5. Eating on the run.
Or in flight, really. A dragonfly captures its prey in flight with a little basket formed by its legs and brings the prey to its jaws to eat. Because it uses its limbs for holding the food, it cannot alight while it eats — it doesn’t have a leg to stand on!
Dragonflies are the helicopters of the insect world. They can move up, down, forward, backward and to either side. They can also hover and glide. And they can achieve high speed, as much as (23 to 34 miles per hour) 38 kilometers per hour, in an instant. (Their average speed is about 10 miles per hour). This gives them superb hunting skills. Although they have six long, strong legs, they are not good walkers!
Paired with the flying abilities, dragonflies have 360 degree vision. Their two compound eyes are made up of 30,000 little independent lenses. They do not see the kind of detail we do, but they are incredibly adept at detecting motion. To a dragonfly, a movie might look like a series of still pictures.
8. Heat sensitive.
Dragonflies need to be at least 25 degrees Celsius to fly. When they are too cool, they’ll sit on a rock in the sun to heat up, or shiver wing muscles to generate heat. They can get too hot, though, too, and look for some shade to cool down. Another method some species use to cool down is known as the obelisk position. If you’ve ever seen a dragonfly kind of perched in a handstand, it’s trying to regulate its temperature. In this position, the tail points to the sun, reducing the surface area of the body that is in direct sunlight. Clever, eh?
9. Dragonfly or damselfly?
No, a damselfly is not a lady dragonfly in distress, but a separate insect of the suborder Zygoptera in the order Odonata. Dragonflies at rest hold their wings perpendicular to their bodies. Damselflies fold their wings.
10. Mixed messages.

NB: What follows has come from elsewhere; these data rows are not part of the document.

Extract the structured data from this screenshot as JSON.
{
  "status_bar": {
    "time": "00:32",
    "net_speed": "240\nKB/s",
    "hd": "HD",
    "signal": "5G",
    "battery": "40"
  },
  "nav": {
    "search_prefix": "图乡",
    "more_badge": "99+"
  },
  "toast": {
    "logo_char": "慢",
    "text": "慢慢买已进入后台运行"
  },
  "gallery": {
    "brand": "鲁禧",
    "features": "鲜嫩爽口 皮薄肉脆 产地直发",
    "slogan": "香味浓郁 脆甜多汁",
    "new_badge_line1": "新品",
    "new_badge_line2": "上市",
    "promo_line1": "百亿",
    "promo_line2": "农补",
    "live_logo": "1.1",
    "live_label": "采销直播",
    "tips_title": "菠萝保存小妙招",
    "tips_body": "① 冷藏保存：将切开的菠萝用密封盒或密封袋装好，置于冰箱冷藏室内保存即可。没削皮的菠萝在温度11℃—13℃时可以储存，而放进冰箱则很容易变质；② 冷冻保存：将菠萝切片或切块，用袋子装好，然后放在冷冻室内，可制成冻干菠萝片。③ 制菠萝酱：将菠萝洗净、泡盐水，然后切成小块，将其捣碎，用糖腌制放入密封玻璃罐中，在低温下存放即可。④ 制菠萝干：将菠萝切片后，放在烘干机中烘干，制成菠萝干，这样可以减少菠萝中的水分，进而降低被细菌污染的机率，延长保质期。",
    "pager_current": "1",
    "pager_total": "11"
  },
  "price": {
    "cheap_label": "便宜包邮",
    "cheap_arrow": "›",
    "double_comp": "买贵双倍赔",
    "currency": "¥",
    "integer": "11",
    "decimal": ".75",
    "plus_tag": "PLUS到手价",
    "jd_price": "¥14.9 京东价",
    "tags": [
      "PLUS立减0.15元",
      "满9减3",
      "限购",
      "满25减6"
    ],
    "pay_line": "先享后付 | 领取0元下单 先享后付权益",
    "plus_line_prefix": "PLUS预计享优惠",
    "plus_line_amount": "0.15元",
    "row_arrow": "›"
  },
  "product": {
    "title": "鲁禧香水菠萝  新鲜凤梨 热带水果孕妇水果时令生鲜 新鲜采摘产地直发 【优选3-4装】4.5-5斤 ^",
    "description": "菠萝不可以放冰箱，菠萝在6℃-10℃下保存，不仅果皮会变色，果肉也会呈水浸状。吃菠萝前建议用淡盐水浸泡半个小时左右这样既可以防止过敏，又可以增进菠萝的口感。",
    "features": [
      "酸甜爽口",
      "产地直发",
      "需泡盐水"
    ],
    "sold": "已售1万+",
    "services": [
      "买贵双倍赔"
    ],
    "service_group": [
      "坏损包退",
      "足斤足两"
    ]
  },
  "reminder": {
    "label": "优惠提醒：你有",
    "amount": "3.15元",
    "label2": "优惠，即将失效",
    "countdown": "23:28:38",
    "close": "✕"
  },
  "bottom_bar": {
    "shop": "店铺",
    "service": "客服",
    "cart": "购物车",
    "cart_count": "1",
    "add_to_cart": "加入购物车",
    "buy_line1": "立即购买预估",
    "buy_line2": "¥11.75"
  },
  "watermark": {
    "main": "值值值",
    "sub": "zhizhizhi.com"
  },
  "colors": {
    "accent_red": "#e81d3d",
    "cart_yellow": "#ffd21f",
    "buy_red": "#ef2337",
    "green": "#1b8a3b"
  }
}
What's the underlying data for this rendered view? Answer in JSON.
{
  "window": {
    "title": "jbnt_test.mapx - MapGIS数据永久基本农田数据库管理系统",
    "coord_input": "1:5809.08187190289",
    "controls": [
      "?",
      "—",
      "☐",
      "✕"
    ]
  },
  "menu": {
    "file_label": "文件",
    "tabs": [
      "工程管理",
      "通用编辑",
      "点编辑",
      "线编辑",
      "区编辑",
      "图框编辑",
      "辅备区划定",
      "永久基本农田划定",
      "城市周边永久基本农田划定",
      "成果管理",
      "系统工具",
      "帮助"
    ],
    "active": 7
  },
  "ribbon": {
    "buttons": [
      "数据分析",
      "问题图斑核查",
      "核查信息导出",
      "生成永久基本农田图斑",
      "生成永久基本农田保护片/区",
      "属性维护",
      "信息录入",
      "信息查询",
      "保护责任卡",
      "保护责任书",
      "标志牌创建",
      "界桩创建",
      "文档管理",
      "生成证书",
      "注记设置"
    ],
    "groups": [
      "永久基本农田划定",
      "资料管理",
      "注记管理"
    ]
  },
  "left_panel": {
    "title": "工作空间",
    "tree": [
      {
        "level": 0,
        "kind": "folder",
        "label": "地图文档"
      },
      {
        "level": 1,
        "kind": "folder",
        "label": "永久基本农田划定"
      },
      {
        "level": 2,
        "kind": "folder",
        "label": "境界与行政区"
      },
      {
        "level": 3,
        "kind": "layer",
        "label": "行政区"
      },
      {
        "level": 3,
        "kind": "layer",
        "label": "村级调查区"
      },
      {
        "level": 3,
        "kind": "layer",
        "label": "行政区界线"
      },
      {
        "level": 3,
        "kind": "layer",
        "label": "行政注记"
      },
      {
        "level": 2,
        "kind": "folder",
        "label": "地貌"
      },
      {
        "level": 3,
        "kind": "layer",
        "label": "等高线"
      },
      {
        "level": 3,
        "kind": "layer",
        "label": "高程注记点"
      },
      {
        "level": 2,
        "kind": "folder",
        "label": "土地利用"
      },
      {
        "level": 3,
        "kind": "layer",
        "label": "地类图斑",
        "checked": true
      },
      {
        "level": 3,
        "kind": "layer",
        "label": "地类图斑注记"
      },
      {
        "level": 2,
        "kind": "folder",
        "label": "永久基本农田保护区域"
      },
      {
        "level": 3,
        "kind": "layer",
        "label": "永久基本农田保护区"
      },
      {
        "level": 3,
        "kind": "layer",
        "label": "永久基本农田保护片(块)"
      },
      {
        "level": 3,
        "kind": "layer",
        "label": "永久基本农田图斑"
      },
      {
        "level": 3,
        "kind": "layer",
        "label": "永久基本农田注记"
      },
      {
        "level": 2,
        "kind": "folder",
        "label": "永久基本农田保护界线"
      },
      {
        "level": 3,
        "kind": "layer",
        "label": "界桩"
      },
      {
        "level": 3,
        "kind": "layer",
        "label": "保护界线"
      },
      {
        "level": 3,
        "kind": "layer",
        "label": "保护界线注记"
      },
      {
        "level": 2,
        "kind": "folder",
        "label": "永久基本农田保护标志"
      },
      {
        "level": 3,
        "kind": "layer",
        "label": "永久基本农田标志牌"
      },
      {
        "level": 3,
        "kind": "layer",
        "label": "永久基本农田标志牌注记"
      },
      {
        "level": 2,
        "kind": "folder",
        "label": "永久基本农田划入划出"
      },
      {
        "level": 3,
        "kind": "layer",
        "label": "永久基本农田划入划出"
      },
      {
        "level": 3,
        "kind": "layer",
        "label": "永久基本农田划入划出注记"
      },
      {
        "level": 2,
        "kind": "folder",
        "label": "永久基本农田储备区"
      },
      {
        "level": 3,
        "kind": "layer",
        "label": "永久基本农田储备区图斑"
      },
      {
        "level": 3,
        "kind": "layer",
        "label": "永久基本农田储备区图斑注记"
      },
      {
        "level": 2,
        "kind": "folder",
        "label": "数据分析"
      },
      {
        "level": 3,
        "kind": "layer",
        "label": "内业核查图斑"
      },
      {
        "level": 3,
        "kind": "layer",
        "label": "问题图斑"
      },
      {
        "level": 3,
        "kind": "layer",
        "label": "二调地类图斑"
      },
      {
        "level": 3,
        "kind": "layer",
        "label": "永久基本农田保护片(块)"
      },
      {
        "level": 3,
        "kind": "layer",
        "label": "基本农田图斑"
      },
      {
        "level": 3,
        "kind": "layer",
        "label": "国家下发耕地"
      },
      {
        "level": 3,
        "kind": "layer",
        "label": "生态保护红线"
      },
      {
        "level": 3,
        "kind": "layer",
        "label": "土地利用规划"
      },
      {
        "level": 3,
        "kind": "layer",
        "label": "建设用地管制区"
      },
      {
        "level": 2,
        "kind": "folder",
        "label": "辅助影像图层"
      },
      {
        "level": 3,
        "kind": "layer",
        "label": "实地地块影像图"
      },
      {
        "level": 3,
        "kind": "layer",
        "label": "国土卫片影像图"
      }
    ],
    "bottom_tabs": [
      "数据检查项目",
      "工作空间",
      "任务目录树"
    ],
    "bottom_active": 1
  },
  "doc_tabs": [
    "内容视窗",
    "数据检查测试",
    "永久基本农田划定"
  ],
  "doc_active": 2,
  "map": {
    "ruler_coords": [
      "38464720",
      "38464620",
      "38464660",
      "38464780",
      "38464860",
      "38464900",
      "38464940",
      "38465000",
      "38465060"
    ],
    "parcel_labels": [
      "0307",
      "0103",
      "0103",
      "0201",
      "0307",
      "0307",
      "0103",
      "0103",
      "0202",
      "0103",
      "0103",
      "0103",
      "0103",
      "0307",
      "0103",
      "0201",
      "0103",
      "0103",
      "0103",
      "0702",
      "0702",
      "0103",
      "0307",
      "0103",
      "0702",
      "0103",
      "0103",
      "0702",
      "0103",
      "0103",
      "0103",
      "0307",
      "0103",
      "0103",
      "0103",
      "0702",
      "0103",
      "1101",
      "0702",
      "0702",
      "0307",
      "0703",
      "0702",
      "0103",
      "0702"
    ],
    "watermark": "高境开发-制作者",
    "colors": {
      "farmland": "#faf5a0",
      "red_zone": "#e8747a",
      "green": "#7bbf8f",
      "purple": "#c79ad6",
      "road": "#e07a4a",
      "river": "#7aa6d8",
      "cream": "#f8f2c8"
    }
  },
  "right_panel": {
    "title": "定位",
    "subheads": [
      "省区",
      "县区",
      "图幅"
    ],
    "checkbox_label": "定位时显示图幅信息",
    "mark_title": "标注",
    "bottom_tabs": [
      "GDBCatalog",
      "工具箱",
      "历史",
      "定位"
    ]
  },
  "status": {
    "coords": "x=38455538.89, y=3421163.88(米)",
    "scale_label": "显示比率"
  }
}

In European folklore, dragonflies tend to be considered sinister or agents of Satan. In Eastern and Native North American traditions, though, they get much more respect, representing swiftness and victory. Some North American natives also believed that dragonflies were the souls of the dead!